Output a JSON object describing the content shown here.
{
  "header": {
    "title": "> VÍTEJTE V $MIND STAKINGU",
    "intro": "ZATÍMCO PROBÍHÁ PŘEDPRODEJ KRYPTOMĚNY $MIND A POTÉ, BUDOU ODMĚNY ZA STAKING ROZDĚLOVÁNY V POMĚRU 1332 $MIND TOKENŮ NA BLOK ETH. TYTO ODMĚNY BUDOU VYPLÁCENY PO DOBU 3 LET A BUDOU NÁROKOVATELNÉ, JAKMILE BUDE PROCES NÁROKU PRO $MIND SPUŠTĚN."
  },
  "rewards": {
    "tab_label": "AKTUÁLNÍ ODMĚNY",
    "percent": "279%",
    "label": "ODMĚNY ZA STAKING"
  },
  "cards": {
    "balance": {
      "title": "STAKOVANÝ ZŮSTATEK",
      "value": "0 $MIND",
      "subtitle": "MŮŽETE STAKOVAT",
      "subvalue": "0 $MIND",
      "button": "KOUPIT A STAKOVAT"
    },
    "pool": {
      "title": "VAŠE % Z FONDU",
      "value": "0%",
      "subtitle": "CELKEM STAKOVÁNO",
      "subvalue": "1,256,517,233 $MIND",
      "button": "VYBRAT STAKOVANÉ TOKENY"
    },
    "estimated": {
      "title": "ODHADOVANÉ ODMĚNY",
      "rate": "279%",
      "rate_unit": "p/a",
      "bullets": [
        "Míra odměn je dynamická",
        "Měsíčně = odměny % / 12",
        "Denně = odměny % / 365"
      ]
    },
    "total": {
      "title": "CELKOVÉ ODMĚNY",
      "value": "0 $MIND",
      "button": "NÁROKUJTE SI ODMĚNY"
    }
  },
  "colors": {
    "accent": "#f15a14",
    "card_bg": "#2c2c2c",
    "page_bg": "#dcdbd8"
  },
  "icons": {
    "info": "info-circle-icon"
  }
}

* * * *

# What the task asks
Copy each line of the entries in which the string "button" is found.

# Your response
      "button": "KOUPIT A STAKOVAT"
      "button": "VYBRAT STAKOVANÉ TOKENY"
      "button": "NÁROKUJTE SI ODMĚNY"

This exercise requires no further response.